The physical size of this one are about 55mm long by 20mm wide and no more than 10mm thick.
It has the usual silver metal USB connector on one end, which does look like it has no cap to protect it but the covering is actually built in the sliding action as the central bit of this flash drive slides up and over the USB connector, giving it the protection it needs.
This means that there are no dangers of losing the cap, which happens with many capped drives.
Using it is as easy as any other. You just slide the casing away from the connector, slot the connector into the USB port of your PC, give it a few seconds to find the drivers and away you go. You're now up and running and can set about moving data to and from the drive.
It can be used on most modern OS, XP and above, even 8.1. It can also be used on Mac too
As for speed, well, this is the 3.0 version which means that it is going to be faster that your 2.0, and it is.
I can send a 700MB movie to it from my PC in just under 3 ½ minutes using the drag and drop method.
I also managed to send a 500MB mixed folder using copy and paste in under 3 minutes and a used the 'send to' to send a 100MB file which too under 40 seconds to get there.
This 16GB version can hold a lot of stuff, for example, 4000 average sized MP3 music tracks.
5000 good sized images, (10MP each).
250 minutes of MPEG4 footage.
The cost if this USB 3.0 drive is a nice £15, or there abouts.
Another of my didn't-know-I-needed-it-until-I-saw-it impulse buys, I spied this at half price recently in Sainsburys, of all places.
I bought the 8GB drive, after deciding it would work out at better value than the 4 GB one on the shelf beside it. This should hold around 2000 songs or 2500 photos. It seems unlikely that I'm ever going to want to store that much data on here, but at least the space is there if I do need it. Primarily I bought it to store photos, so I could plug it in to my television and bore any guests by watching my latest holiday snaps.
.. really small. At 5cm by 2 cm it's the kind of size I could easily lose. Which is where its tiny keyhole comes in handy. Or you could if you wanted attach a lanyard through it. Mine is black plastic and doesn't really look out of the ordinary except perhaps for the grooves running along its length (hence the pinstripe moniker). It's made of what feels like very lightweight (and cheapish) plastic. Never having dropped it I don't know how robust it is, but unless I were to accidentally stand on it I think it would survive. It doesn't have a separate lid but slides open and closed to gain access to the usb part which I'm happy with. One less bit to lose..

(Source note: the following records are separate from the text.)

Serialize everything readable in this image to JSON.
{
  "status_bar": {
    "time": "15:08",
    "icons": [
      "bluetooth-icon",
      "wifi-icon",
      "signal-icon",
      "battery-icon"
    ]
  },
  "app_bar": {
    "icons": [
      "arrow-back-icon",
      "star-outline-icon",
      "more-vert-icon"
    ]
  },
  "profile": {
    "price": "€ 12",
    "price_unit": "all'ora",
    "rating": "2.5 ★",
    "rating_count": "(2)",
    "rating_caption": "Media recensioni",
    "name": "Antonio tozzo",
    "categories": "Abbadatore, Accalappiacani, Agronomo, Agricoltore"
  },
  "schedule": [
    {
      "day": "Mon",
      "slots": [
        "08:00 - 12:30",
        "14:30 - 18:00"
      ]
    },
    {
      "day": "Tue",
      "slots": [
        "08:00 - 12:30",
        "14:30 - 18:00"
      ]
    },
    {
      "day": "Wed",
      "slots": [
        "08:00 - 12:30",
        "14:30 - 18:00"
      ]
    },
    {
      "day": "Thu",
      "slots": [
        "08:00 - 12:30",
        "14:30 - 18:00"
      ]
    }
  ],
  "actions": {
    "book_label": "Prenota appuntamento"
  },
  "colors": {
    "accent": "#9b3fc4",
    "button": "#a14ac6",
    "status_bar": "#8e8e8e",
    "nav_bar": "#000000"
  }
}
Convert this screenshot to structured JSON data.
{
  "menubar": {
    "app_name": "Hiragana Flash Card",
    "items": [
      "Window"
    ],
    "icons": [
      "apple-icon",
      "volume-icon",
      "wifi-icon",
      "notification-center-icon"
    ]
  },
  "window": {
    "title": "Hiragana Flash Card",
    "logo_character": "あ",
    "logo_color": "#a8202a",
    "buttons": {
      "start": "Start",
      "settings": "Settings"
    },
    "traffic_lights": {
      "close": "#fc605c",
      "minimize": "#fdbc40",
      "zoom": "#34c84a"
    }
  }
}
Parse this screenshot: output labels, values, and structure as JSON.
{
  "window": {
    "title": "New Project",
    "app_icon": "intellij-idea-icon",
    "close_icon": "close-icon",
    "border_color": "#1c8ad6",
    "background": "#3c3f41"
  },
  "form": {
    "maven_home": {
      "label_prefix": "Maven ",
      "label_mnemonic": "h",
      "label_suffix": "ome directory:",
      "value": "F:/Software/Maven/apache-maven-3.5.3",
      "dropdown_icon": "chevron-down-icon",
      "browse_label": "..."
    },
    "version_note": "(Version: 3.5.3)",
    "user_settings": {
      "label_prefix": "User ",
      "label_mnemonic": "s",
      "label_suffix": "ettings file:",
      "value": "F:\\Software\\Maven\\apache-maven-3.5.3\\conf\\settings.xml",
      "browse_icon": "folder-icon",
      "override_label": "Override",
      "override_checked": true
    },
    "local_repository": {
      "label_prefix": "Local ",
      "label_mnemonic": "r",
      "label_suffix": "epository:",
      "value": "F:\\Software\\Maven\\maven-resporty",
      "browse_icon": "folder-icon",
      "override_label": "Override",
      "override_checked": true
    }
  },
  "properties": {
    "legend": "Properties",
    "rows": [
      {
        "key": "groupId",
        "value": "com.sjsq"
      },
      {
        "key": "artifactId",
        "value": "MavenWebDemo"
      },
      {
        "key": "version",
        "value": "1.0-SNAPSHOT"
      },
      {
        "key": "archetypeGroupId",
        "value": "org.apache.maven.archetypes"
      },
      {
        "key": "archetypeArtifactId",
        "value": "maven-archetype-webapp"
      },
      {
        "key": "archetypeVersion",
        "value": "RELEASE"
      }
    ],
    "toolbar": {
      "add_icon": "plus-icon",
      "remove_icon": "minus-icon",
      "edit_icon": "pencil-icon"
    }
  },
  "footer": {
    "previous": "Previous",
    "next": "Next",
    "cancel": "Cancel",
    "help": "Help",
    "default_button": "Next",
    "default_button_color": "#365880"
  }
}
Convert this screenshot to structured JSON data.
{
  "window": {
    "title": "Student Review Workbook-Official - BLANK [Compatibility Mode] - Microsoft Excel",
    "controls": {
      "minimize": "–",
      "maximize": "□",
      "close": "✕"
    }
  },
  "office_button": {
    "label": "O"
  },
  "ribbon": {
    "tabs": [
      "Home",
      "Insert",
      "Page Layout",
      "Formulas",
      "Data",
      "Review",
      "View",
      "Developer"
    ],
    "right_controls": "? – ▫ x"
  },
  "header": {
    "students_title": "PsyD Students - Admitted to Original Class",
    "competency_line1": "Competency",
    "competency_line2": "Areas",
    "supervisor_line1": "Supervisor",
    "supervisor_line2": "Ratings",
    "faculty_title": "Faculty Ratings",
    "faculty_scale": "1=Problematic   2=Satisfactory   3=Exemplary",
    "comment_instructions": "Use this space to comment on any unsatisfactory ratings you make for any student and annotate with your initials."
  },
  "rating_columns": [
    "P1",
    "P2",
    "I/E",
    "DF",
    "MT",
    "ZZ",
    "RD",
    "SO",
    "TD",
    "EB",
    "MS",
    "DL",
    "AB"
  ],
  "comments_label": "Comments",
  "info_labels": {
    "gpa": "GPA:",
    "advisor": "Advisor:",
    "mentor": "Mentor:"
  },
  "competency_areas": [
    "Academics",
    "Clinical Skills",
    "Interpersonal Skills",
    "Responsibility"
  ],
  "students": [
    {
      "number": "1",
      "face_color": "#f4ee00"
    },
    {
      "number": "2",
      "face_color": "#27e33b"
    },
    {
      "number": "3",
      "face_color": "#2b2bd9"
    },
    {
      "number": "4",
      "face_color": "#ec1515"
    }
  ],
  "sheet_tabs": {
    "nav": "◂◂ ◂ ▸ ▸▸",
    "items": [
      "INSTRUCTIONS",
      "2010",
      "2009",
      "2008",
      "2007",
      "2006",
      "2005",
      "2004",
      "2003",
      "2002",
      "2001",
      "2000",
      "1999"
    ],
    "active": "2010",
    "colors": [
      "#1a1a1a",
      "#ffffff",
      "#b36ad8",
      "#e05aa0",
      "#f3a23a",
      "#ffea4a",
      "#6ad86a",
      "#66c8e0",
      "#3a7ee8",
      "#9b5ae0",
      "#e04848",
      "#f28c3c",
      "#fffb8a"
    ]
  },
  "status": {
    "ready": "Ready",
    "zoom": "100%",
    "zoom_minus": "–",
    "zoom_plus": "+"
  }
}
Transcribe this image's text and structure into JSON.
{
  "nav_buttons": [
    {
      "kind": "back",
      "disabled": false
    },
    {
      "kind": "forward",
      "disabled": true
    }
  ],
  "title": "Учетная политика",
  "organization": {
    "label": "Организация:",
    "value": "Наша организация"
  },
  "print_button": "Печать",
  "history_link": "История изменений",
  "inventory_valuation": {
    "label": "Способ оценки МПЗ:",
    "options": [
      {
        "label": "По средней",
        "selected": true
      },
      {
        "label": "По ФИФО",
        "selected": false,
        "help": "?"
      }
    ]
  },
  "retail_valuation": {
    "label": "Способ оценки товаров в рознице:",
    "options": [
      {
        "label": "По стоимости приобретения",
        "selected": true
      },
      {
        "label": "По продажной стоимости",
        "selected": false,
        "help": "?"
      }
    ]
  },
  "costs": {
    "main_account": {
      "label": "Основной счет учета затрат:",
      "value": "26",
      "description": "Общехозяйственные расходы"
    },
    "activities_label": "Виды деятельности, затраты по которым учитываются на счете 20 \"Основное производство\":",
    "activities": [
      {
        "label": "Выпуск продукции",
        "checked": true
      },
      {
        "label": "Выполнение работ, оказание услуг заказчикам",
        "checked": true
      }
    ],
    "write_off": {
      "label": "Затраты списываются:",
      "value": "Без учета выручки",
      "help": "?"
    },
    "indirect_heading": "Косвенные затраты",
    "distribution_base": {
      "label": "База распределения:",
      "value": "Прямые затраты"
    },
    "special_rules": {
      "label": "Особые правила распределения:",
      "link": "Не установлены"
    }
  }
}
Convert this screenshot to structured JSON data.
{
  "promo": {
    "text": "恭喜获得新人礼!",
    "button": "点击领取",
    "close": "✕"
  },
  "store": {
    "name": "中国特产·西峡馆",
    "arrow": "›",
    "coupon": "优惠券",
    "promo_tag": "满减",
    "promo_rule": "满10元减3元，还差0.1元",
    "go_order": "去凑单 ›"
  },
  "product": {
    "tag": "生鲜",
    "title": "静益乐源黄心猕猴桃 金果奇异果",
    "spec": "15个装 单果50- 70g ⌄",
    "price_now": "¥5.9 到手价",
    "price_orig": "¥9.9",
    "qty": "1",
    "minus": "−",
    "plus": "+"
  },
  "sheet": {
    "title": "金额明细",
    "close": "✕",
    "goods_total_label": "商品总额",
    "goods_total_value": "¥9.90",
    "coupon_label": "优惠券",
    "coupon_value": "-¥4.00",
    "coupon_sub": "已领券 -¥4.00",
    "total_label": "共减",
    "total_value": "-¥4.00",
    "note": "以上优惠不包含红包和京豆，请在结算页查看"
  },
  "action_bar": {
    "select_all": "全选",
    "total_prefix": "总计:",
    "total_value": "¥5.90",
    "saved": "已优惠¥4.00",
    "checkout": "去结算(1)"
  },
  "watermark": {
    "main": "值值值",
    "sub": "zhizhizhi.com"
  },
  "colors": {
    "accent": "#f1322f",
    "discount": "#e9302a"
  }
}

.. is simple enough. Just find an available usb port and off it goes. My home PC recognises it without any effort on my part, and very quickly at that. I use Windows XP and it hasn't caused any problems, so I imagine this is fine to use with more recent systems too. One plus is that it's got a depth of less than 1 cm, which makes it ideal for anyone like me who has two usb ports really close together.
Verbatim have pre-installed some software which apparently has a password protection facility as well as being able to compress the data stored, but I haven't used it as yet.
Once you've finished, to remove it, just click on the icon saying 'safely remove hardware'. This drive doesn't come with any instructions but even a technophobe like me has managed to use it without any issues.
And as for the stuff I've already stored on it, when I'm looking at photos on my HD television the pictures really do look good quality. That is all the nicer considering the camera I use isn't modern or high spec.
I paid £9.99 for this, which I think is very reasonable for an 8 GB drive. In my limited experience of using usb pens, this is one I would recommend as being good value and reliable.